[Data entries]
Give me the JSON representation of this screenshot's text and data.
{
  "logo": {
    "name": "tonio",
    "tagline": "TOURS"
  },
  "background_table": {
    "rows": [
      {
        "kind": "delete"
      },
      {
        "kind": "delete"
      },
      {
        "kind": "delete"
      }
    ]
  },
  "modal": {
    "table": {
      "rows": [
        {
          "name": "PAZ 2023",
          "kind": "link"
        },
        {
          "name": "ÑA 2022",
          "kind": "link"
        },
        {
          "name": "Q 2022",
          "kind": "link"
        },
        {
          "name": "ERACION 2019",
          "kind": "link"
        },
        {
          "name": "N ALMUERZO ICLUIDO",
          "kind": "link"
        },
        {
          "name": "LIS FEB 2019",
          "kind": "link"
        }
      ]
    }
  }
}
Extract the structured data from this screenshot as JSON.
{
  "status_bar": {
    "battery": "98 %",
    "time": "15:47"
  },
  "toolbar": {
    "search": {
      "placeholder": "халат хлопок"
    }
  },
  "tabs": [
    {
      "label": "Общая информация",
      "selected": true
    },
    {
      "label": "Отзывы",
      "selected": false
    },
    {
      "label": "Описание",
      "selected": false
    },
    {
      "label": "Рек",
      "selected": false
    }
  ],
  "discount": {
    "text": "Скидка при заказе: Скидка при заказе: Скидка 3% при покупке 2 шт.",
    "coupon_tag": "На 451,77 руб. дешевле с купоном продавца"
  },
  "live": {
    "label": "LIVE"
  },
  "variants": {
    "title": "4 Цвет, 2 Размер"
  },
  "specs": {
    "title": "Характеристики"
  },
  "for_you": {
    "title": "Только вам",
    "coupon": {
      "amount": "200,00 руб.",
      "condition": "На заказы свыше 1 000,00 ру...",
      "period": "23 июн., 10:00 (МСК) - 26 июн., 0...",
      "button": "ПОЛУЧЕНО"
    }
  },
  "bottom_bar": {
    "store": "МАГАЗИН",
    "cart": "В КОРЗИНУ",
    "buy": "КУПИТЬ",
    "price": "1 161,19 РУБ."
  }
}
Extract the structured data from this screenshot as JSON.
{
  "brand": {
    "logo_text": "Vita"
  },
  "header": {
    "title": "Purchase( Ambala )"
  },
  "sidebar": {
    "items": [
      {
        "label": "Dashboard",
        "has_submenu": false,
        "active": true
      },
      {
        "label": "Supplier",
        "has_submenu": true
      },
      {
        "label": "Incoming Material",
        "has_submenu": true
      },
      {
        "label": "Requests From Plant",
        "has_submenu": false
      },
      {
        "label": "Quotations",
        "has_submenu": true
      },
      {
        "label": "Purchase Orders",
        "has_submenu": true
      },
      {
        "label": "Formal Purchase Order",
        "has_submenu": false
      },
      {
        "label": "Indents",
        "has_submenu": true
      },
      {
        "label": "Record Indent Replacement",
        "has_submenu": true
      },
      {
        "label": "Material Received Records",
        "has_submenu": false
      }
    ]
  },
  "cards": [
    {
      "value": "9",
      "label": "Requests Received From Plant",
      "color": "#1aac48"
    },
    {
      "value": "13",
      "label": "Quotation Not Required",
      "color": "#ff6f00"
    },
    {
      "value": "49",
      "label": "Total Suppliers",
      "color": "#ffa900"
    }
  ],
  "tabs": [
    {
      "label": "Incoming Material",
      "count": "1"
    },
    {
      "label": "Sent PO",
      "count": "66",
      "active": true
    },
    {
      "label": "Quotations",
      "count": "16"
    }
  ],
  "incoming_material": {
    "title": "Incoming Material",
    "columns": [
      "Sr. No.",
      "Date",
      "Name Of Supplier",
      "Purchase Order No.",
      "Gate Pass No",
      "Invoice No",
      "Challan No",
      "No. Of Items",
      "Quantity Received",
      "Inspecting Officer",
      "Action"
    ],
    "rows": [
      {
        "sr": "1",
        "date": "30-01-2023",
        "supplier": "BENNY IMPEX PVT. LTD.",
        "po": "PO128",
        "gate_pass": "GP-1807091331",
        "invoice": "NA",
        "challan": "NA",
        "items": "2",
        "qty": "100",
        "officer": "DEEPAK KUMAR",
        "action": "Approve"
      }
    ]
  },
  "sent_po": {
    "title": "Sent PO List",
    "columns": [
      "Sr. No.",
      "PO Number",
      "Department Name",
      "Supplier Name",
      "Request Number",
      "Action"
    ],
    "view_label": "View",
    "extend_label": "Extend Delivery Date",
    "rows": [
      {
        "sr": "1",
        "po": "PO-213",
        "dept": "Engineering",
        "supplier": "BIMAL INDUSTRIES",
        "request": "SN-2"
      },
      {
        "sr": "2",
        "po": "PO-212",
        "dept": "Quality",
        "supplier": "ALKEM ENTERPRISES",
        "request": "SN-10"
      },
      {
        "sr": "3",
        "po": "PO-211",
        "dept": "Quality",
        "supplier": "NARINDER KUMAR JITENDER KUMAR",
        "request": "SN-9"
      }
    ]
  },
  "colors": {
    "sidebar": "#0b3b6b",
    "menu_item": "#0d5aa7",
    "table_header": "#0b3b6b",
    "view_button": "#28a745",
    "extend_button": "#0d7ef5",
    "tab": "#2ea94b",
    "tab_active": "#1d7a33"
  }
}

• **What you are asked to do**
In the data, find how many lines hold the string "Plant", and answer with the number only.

• **Written response**
2